In 2014, Gilead Sciences launched a HCV treatment that cures the disease nearly 100% of the time but costs $94,500 for a full course of therapy. There are now just as effective, but less costly as well as generic, versions available for roughly $35,000 a full treatment. Dong, who provides HCV care in ZSFG’s Family Medicine clinics, says the treatments are an excellent deal.
“You’re helping to prevent new infections and curbing the costs of treating an individual over their whole life,” Dong says. “The research shows that most people who get cured don’t get reinfected. It’s really a bargain for the whole health system.”
A force for academic freedom

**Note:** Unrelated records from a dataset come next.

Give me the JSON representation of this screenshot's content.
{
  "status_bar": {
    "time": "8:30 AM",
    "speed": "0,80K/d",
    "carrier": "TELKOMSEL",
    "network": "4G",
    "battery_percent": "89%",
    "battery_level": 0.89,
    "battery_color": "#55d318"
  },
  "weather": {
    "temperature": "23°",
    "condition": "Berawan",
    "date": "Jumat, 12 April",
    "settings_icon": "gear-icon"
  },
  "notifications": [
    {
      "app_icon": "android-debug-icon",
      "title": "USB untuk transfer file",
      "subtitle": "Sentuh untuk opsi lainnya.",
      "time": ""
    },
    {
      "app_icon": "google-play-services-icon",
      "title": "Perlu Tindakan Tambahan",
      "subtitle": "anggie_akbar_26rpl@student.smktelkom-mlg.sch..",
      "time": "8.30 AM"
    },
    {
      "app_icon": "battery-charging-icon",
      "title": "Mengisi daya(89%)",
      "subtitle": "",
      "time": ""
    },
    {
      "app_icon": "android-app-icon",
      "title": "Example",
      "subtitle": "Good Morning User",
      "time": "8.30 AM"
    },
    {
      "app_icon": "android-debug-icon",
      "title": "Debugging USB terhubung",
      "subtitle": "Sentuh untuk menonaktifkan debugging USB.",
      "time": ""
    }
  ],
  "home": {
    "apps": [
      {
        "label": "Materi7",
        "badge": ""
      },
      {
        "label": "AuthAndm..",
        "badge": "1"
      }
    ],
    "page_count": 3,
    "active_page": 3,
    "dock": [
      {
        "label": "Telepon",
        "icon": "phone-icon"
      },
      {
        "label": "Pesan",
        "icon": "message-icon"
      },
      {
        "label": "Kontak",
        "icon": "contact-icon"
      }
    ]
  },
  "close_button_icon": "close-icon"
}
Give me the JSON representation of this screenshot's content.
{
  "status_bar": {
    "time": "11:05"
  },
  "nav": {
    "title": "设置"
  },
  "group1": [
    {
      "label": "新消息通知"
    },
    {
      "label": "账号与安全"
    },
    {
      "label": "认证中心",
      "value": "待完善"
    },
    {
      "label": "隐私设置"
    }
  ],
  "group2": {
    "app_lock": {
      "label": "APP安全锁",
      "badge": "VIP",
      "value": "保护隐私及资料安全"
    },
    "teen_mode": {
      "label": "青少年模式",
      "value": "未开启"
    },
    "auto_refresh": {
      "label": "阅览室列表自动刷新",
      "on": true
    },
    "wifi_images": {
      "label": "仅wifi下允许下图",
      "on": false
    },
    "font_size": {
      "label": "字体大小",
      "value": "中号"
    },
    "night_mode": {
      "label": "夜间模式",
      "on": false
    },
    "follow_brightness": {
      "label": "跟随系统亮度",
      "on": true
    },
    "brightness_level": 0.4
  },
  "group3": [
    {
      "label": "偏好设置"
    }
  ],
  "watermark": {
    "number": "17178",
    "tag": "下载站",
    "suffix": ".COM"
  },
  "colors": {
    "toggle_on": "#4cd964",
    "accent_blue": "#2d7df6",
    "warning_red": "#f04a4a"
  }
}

In 1987, Dong accepted a grant to investigate whether generic thyroid medications worked as well as a brand-name drug. To her surprise, the results showed no differences between them. Choosing the generic medications would save health care system and patients $356 million a year, Dong and her co-authors concluded.
Dong was ready to publish the findings, but the grant’s sponsor, the company that made the brand name product, cited a portion of the contract that gave the company exclusive authority over the publication of the findings.
The company tried to discredit Dong’s research and even hired private investigators to harass her. But she refused to back down.
The ensuing legal imbroglio would last nearly a decade and test Dong professionally and personally. The study results would eventually run unedited in JAMA on April 16, 1997, accompanied by an editorial on the entire experience. The company’s efforts to stifle the results were the subject of scathing coverage in the Wall Street Journal and Nature and culminated in an interview of Dong by Leslie Stahl on 60 Minutes.
“It made everyone more aware of conflicts of interest in academic publishing and helped create better policies,” she said of the incident.
A decorated career
Dong has consistently created new jobs for herself in unexpected places, including a two-year stint working at San Quentin State Prison. She still works in the HIV and HCV clinics and at the ZSFG’s Family Medicine clinics, as well as provides care for people taking anti-coagulation medications, and medications for hypertension and diabetes. She also provides education and reviews drug interactions for patients starting HCV treatment in the UCSF Liver Disease and Liver Transplant Clinic.
Dong is the author of 53 peer-reviewed publications, 61 book chapters, and 51 poster presentations at various pharmacy and medical meetings. In 1988, she received the Outstanding Teaching Award from the UCSF School of Medicine for her teaching in the Department of Family and Community Medicine. In 2010 Betty was selected as the Distinguished Alumnus of the year by the UCSF Pharmacy Alumni Association.
Dong is a fellow of the American Society of Health-System Pharmacists (ASHP), the California Society of Health-System Pharmacists (CSHP), the American College of Clinical Pharmacy (ACCP), and the APhA, and she was inducted into the National Association of Practitioners in 2012. In 2001, she received the Clinical Pharmacist of the Year Award from CSHP and in 2004 the ACCP Clinical Practice Award.
“I have had multiple opportunities to positively affect patient care and provide education to peers and students,” Dong said in an interview. “I love my job, because I feel that I am doing my part to contribute to bettering society.”
She is teaching in the School’s newest doctor of pharmacy curriculum, and she’s impressed with the students and their critical thinking skills. “We’re engaging students earlier and making them ask questions,” Dong said. “Teaching is really fun if you get students who are interested, motivated, and want to learn.”
Her advice for building a career is to be fierce and find jobs that need doing. “I created most of the positions I’ve had myself,” Dong said. “Go into clinics or other settings, determine what is needed, and then fill that role.”
Dong is the second recipient of the Daniel B. Smith Practice Excellence Award, joining the School’s former dean, Mary Anne Koda-Kimble, PharmD ’69, who received the award in 2002.